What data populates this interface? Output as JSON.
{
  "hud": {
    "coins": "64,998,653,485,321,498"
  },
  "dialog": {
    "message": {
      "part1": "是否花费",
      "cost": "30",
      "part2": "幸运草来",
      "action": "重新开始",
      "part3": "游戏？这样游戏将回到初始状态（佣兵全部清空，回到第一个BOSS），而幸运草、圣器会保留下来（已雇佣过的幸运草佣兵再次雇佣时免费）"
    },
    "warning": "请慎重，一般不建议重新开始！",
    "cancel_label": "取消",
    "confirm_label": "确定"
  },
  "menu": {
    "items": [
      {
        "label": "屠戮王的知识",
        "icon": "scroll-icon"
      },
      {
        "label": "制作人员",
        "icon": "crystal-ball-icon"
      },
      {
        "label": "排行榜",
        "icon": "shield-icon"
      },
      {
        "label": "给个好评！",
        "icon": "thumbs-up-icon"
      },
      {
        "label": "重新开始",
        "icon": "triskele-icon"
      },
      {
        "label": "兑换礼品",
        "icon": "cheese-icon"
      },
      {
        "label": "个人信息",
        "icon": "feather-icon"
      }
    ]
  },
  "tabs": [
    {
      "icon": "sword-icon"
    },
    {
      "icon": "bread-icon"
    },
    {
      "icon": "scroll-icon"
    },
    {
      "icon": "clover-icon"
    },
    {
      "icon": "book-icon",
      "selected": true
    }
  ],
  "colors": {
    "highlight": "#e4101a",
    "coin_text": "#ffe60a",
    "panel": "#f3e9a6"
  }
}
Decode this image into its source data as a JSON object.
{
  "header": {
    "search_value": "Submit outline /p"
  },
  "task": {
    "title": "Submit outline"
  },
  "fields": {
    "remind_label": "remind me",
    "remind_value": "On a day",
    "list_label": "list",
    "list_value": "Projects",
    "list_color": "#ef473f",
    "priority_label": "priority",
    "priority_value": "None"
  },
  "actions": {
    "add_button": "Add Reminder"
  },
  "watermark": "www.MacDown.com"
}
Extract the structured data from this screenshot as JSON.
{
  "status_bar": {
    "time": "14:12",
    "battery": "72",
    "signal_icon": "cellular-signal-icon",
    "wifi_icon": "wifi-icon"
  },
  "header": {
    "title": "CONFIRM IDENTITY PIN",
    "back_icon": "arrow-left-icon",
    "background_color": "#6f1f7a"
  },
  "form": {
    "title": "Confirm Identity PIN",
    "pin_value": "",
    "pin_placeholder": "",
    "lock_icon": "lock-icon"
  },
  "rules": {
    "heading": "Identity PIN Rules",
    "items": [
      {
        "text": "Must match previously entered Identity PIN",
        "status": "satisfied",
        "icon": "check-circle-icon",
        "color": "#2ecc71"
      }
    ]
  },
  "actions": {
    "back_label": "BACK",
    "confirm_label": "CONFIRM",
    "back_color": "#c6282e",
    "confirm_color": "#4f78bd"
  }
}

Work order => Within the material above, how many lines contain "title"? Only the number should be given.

Expected answer => 3